■ WORK TO COMPLETE
Without skipping anything, print all of the data exactly.

■ RECORDS TO USE
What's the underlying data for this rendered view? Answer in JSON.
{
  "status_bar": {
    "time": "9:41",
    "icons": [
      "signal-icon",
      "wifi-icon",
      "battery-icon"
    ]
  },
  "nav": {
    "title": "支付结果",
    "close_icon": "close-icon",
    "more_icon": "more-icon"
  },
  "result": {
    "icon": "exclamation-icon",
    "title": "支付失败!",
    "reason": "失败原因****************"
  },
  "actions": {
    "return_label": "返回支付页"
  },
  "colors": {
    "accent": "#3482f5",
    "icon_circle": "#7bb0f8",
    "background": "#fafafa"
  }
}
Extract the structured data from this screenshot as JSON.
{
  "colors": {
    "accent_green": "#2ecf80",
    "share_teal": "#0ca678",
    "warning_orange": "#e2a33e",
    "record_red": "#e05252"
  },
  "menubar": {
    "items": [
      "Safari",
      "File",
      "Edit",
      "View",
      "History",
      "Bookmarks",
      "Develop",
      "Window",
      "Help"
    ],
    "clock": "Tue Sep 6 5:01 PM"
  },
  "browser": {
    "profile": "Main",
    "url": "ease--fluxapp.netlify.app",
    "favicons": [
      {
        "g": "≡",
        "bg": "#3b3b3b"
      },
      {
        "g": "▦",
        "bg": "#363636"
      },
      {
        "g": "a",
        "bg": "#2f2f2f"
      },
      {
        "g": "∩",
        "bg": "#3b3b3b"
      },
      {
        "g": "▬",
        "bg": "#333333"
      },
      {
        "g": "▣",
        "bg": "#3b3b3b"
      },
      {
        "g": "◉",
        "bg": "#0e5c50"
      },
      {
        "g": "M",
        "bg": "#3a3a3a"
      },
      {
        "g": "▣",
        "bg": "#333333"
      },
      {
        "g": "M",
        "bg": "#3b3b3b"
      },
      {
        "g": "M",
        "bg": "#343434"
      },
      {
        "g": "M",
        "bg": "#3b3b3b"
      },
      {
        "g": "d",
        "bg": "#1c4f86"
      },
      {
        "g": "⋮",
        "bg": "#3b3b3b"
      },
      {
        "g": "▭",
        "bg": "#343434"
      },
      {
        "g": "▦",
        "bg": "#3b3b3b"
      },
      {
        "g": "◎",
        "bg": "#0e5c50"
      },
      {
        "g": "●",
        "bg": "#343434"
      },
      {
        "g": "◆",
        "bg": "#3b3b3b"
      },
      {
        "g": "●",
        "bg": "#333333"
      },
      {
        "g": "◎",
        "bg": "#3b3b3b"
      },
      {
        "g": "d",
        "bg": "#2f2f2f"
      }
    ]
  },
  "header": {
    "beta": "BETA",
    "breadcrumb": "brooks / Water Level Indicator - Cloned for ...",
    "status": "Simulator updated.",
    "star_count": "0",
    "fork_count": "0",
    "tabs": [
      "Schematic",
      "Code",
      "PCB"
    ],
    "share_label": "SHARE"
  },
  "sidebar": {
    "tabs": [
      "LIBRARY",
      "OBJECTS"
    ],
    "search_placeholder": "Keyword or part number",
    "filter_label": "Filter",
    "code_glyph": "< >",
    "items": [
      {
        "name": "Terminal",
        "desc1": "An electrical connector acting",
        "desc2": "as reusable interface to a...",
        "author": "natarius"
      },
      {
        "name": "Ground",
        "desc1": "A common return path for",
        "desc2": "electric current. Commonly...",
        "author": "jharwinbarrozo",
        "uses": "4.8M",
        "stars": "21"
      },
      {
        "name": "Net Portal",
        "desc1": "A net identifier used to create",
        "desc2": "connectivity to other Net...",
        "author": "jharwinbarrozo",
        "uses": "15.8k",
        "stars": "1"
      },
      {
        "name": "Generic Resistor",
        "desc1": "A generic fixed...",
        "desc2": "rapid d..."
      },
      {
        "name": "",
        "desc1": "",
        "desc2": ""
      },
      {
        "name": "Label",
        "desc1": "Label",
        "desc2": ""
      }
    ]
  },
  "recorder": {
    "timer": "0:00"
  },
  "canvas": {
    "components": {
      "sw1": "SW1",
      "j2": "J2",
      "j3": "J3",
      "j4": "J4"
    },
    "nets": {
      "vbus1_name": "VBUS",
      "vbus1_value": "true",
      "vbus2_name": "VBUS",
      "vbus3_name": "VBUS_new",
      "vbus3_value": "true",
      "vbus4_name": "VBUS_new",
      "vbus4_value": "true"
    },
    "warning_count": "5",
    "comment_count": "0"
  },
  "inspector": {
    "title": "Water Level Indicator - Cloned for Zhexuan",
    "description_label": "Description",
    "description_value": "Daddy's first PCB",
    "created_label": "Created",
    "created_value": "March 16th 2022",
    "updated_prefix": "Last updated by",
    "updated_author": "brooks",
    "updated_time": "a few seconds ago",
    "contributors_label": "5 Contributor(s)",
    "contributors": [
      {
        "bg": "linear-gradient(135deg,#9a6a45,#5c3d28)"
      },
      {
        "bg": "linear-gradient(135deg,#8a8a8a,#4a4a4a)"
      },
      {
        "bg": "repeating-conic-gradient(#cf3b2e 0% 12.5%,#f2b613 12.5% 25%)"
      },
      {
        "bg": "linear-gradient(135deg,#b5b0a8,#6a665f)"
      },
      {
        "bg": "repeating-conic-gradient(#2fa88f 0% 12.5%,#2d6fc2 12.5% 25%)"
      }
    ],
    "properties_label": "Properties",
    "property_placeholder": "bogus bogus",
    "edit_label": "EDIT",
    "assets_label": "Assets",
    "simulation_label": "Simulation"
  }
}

■ RESULT FOR THIS TASK
What's the underlying data for this rendered view? Answer in JSON.
{
  "status_bar": {
    "time": "9:41",
    "icons": [
      "signal-icon",
      "wifi-icon",
      "battery-icon"
    ]
  },
  "nav": {
    "title": "支付结果",
    "close_icon": "close-icon",
    "more_icon": "more-icon"
  },
  "result": {
    "icon": "exclamation-icon",
    "title": "支付失败!",
    "reason": "失败原因****************"
  },
  "actions": {
    "return_label": "返回支付页"
  },
  "colors": {
    "accent": "#3482f5",
    "icon_circle": "#7bb0f8",
    "background": "#fafafa"
  }
}
Extract the structured data from this screenshot as JSON.
{
  "colors": {
    "accent_green": "#2ecf80",
    "share_teal": "#0ca678",
    "warning_orange": "#e2a33e",
    "record_red": "#e05252"
  },
  "menubar": {
    "items": [
      "Safari",
      "File",
      "Edit",
      "View",
      "History",
      "Bookmarks",
      "Develop",
      "Window",
      "Help"
    ],
    "clock": "Tue Sep 6 5:01 PM"
  },
  "browser": {
    "profile": "Main",
    "url": "ease--fluxapp.netlify.app",
    "favicons": [
      {
        "g": "≡",
        "bg": "#3b3b3b"
      },
      {
        "g": "▦",
        "bg": "#363636"
      },
      {
        "g": "a",
        "bg": "#2f2f2f"
      },
      {
        "g": "∩",
        "bg": "#3b3b3b"
      },
      {
        "g": "▬",
        "bg": "#333333"
      },
      {
        "g": "▣",
        "bg": "#3b3b3b"
      },
      {
        "g": "◉",
        "bg": "#0e5c50"
      },
      {
        "g": "M",
        "bg": "#3a3a3a"
      },
      {
        "g": "▣",
        "bg": "#333333"
      },
      {
        "g": "M",
        "bg": "#3b3b3b"
      },
      {
        "g": "M",
        "bg": "#343434"
      },
      {
        "g": "M",
        "bg": "#3b3b3b"
      },
      {
        "g": "d",
        "bg": "#1c4f86"
      },
      {
        "g": "⋮",
        "bg": "#3b3b3b"
      },
      {
        "g": "▭",
        "bg": "#343434"
      },
      {
        "g": "▦",
        "bg": "#3b3b3b"
      },
      {
        "g": "◎",
        "bg": "#0e5c50"
      },
      {
        "g": "●",
        "bg": "#343434"
      },
      {
        "g": "◆",
        "bg": "#3b3b3b"
      },
      {
        "g": "●",
        "bg": "#333333"
      },
      {
        "g": "◎",
        "bg": "#3b3b3b"
      },
      {
        "g": "d",
        "bg": "#2f2f2f"
      }
    ]
  },
  "header": {
    "beta": "BETA",
    "breadcrumb": "brooks / Water Level Indicator - Cloned for ...",
    "status": "Simulator updated.",
    "star_count": "0",
    "fork_count": "0",
    "tabs": [
      "Schematic",
      "Code",
      "PCB"
    ],
    "share_label": "SHARE"
  },
  "sidebar": {
    "tabs": [
      "LIBRARY",
      "OBJECTS"
    ],
    "search_placeholder": "Keyword or part number",
    "filter_label": "Filter",
    "code_glyph": "< >",
    "items": [
      {
        "name": "Terminal",
        "desc1": "An electrical connector acting",
        "desc2": "as reusable interface to a...",
        "author": "natarius"
      },
      {
        "name": "Ground",
        "desc1": "A common return path for",
        "desc2": "electric current. Commonly...",
        "author": "jharwinbarrozo",
        "uses": "4.8M",
        "stars": "21"
      },
      {
        "name": "Net Portal",
        "desc1": "A net identifier used to create",
        "desc2": "connectivity to other Net...",
        "author": "jharwinbarrozo",
        "uses": "15.8k",
        "stars": "1"
      },
      {
        "name": "Generic Resistor",
        "desc1": "A generic fixed...",
        "desc2": "rapid d..."
      },
      {
        "name": "",
        "desc1": "",
        "desc2": ""
      },
      {
        "name": "Label",
        "desc1": "Label",
        "desc2": ""
      }
    ]
  },
  "recorder": {
    "timer": "0:00"
  },
  "canvas": {
    "components": {
      "sw1": "SW1",
      "j2": "J2",
      "j3": "J3",
      "j4": "J4"
    },
    "nets": {
      "vbus1_name": "VBUS",
      "vbus1_value": "true",
      "vbus2_name": "VBUS",
      "vbus3_name": "VBUS_new",
      "vbus3_value": "true",
      "vbus4_name": "VBUS_new",
      "vbus4_value": "true"
    },
    "warning_count": "5",
    "comment_count": "0"
  },
  "inspector": {
    "title": "Water Level Indicator - Cloned for Zhexuan",
    "description_label": "Description",
    "description_value": "Daddy's first PCB",
    "created_label": "Created",
    "created_value": "March 16th 2022",
    "updated_prefix": "Last updated by",
    "updated_author": "brooks",
    "updated_time": "a few seconds ago",
    "contributors_label": "5 Contributor(s)",
    "contributors": [
      {
        "bg": "linear-gradient(135deg,#9a6a45,#5c3d28)"
      },
      {
        "bg": "linear-gradient(135deg,#8a8a8a,#4a4a4a)"
      },
      {
        "bg": "repeating-conic-gradient(#cf3b2e 0% 12.5%,#f2b613 12.5% 25%)"
      },
      {
        "bg": "linear-gradient(135deg,#b5b0a8,#6a665f)"
      },
      {
        "bg": "repeating-conic-gradient(#2fa88f 0% 12.5%,#2d6fc2 12.5% 25%)"
      }
    ],
    "properties_label": "Properties",
    "property_placeholder": "bogus bogus",
    "edit_label": "EDIT",
    "assets_label": "Assets",
    "simulation_label": "Simulation"
  }
}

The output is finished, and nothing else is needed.